[Stored items from a collection]
____
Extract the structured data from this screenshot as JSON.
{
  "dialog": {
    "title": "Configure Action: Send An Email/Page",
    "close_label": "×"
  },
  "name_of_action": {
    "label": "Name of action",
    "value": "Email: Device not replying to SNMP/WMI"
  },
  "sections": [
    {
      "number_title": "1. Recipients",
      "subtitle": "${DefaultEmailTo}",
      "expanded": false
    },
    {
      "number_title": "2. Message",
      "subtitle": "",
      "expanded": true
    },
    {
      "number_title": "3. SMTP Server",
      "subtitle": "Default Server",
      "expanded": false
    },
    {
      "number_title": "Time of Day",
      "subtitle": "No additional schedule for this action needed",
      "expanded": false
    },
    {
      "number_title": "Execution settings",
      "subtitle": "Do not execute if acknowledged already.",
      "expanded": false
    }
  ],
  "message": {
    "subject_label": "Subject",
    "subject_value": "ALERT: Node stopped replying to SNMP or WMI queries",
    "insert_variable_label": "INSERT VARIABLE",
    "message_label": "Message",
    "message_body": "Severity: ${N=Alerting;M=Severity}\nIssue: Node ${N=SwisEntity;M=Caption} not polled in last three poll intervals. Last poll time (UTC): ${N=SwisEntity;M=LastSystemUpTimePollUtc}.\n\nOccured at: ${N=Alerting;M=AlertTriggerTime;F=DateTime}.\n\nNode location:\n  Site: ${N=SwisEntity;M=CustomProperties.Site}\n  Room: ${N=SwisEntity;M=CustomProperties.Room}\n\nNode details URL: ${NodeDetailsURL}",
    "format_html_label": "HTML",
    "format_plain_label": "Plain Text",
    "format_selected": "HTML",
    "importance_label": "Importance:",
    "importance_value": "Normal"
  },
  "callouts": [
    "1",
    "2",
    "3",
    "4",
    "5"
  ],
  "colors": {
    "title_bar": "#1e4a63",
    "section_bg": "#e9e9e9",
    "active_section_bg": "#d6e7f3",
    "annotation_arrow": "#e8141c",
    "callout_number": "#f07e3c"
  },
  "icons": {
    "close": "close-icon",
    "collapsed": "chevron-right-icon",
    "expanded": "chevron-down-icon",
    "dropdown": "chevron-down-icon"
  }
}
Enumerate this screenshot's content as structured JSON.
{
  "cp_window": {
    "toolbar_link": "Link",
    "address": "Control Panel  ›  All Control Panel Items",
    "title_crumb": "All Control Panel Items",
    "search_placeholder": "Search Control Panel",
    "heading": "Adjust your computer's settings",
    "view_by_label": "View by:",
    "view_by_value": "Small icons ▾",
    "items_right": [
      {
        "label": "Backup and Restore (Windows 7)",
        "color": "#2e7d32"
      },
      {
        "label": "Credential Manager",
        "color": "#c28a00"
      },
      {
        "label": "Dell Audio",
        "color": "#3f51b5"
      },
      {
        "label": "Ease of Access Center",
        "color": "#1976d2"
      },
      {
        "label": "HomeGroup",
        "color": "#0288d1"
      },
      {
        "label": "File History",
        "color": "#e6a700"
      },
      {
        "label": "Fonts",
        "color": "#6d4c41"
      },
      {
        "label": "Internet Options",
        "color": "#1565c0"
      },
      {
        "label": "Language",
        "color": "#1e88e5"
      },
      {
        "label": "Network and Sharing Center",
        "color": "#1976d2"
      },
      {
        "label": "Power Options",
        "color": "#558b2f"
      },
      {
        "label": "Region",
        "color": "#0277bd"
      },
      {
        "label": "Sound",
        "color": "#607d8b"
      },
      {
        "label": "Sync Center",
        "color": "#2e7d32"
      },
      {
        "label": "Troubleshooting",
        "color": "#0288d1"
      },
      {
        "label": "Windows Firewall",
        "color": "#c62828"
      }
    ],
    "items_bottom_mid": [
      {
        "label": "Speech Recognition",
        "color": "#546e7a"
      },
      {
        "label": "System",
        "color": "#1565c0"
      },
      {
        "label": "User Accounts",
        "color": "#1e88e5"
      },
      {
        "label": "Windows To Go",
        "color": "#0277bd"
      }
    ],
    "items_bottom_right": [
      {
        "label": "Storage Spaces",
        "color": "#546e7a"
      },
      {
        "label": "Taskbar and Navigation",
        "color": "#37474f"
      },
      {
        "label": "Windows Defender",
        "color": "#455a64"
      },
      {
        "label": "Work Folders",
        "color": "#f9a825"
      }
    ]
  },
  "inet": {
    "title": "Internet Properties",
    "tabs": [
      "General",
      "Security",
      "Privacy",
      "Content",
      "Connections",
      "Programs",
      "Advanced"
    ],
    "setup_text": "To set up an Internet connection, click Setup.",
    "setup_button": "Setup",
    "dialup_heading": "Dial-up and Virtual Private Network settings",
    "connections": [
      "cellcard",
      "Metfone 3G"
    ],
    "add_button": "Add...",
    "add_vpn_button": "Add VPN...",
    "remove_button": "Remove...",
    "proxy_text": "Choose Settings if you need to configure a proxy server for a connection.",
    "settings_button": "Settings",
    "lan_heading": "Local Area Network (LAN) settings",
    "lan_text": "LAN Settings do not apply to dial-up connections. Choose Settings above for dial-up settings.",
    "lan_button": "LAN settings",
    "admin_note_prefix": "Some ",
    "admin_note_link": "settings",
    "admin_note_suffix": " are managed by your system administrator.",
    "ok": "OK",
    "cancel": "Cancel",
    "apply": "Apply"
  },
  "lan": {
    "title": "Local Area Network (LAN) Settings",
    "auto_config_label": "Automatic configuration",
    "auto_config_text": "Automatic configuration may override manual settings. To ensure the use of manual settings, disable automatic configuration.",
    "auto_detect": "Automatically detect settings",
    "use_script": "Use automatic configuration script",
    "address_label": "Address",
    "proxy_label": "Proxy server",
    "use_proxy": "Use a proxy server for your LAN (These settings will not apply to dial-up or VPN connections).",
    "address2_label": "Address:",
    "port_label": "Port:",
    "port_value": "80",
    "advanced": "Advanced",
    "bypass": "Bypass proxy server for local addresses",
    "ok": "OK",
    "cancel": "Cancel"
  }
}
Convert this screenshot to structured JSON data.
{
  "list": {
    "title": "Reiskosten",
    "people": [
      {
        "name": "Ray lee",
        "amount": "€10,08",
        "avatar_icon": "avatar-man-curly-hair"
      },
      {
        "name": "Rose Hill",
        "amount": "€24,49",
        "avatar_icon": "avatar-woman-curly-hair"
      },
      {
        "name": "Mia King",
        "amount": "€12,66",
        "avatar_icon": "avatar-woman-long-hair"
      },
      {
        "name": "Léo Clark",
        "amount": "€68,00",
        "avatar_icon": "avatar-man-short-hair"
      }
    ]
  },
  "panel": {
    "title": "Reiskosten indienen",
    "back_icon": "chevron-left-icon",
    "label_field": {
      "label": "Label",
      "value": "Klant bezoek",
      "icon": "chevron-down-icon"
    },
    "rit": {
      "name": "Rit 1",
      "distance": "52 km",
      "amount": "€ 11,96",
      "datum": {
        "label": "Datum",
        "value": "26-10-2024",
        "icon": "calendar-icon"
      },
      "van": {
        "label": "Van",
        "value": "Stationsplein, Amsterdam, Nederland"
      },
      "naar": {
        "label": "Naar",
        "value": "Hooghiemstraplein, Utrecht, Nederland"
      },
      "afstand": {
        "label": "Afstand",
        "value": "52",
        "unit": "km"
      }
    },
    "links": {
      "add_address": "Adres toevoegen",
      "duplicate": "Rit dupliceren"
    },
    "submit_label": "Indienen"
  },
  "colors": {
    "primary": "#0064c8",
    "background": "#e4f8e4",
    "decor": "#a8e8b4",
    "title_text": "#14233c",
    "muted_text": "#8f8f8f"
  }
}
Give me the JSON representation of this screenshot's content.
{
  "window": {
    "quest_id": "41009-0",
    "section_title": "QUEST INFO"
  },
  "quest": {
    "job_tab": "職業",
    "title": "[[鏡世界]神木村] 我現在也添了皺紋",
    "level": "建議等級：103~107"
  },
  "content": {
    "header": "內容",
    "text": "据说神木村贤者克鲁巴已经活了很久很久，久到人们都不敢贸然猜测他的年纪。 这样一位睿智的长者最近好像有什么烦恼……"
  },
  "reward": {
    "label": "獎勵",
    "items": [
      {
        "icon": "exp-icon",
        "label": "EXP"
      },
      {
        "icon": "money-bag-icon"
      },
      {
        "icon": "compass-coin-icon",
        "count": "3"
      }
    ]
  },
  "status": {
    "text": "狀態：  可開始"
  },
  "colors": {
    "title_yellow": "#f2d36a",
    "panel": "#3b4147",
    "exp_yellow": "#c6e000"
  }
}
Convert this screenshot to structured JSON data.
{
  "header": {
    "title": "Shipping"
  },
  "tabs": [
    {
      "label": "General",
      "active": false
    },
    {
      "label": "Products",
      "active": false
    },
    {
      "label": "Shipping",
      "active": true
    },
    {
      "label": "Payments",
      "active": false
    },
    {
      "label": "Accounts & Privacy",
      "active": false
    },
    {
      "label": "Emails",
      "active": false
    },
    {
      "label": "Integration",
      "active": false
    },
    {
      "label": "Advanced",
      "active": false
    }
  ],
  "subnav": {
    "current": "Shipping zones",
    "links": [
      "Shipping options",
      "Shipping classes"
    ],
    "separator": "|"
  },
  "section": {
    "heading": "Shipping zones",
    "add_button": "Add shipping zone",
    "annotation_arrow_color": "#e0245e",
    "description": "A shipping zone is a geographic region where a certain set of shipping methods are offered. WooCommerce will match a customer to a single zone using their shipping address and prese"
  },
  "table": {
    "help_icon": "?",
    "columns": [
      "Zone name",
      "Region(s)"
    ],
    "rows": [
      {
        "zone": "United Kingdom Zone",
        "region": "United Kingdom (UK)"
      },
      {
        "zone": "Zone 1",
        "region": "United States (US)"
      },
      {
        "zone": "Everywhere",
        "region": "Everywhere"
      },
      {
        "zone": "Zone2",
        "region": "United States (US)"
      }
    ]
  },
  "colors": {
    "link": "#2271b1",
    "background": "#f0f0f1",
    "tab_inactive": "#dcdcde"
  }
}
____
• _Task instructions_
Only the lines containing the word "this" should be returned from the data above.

• _Answer space_
Extract the structured data from this screenshot as JSON.
      "subtitle": "No additional schedule for this action needed",
Enumerate this screenshot's content as structured JSON.
Convert this screenshot to structured JSON data.
Give me the JSON representation of this screenshot's content.
Convert this screenshot to structured JSON data.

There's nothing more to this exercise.